#### PROBLEM DETAILS
Go line by line through the records below. Copy whichever lines contain the string "DOCS".

[RECORDS SUPPLIED Boundary: Start]

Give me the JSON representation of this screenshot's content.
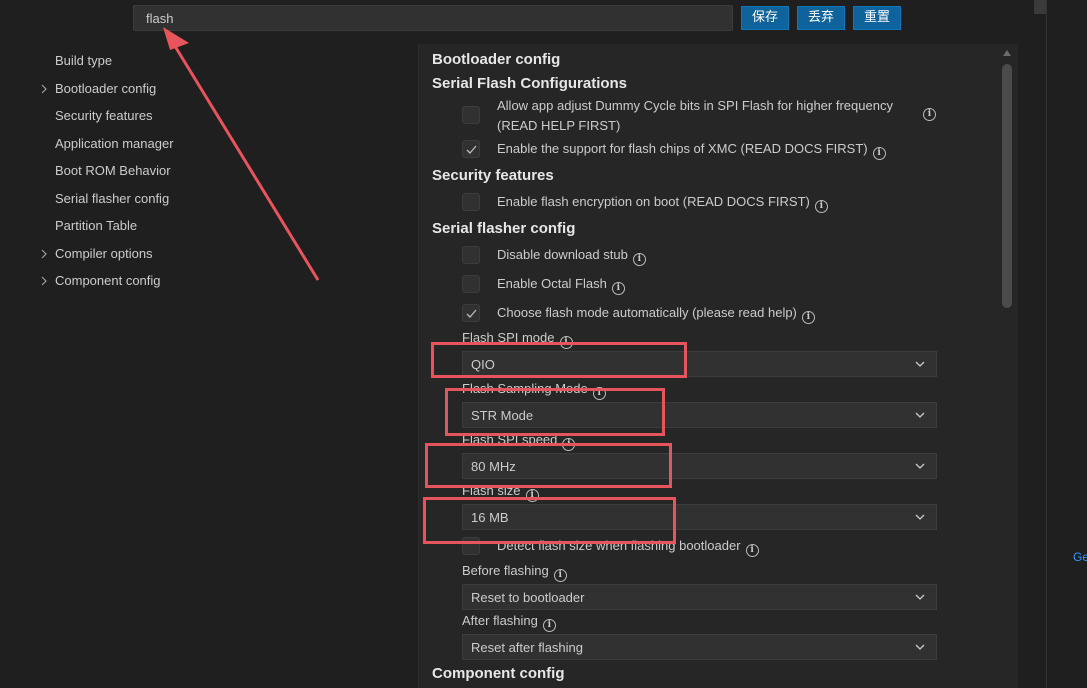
{
  "search": {
    "value": "flash"
  },
  "toolbar": {
    "save_label": "保存",
    "discard_label": "丢弃",
    "reset_label": "重置"
  },
  "nav": {
    "items": [
      {
        "label": "Build type",
        "expandable": false
      },
      {
        "label": "Bootloader config",
        "expandable": true
      },
      {
        "label": "Security features",
        "expandable": false
      },
      {
        "label": "Application manager",
        "expandable": false
      },
      {
        "label": "Boot ROM Behavior",
        "expandable": false
      },
      {
        "label": "Serial flasher config",
        "expandable": false
      },
      {
        "label": "Partition Table",
        "expandable": false
      },
      {
        "label": "Compiler options",
        "expandable": true
      },
      {
        "label": "Component config",
        "expandable": true
      }
    ]
  },
  "content": {
    "bootloader_title": "Bootloader config",
    "serial_flash_title": "Serial Flash Configurations",
    "opt_dummy_line1": "Allow app adjust Dummy Cycle bits in SPI Flash for higher frequency",
    "opt_dummy_line2": "(READ HELP FIRST)",
    "opt_xmc": "Enable the support for flash chips of XMC (READ DOCS FIRST)",
    "security_title": "Security features",
    "opt_encryption": "Enable flash encryption on boot (READ DOCS FIRST)",
    "flasher_title": "Serial flasher config",
    "opt_disable_stub": "Disable download stub",
    "opt_octal": "Enable Octal Flash",
    "opt_auto_mode": "Choose flash mode automatically (please read help)",
    "spi_mode_label": "Flash SPI mode",
    "spi_mode_value": "QIO",
    "sampling_label": "Flash Sampling Mode",
    "sampling_value": "STR Mode",
    "speed_label": "Flash SPI speed",
    "speed_value": "80 MHz",
    "size_label": "Flash size",
    "size_value": "16 MB",
    "opt_detect_size": "Detect flash size when flashing bootloader",
    "before_label": "Before flashing",
    "before_value": "Reset to bootloader",
    "after_label": "After flashing",
    "after_value": "Reset after flashing",
    "component_title": "Component config"
  },
  "checkbox_states": {
    "dummy": false,
    "xmc": true,
    "encryption": false,
    "disable_stub": false,
    "octal": false,
    "auto_mode": true,
    "detect_size": false
  },
  "edge_text": "Ge",
  "colors": {
    "accent": "#0e639c",
    "annotation": "#e8545b",
    "background": "#1f1f1f",
    "panel": "#262626"
  }
}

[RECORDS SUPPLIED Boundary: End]

#### WRITTEN RESPONSE
    "opt_xmc": "Enable the support for flash chips of XMC (READ DOCS FIRST)",
    "opt_encryption": "Enable flash encryption on boot (READ DOCS FIRST)",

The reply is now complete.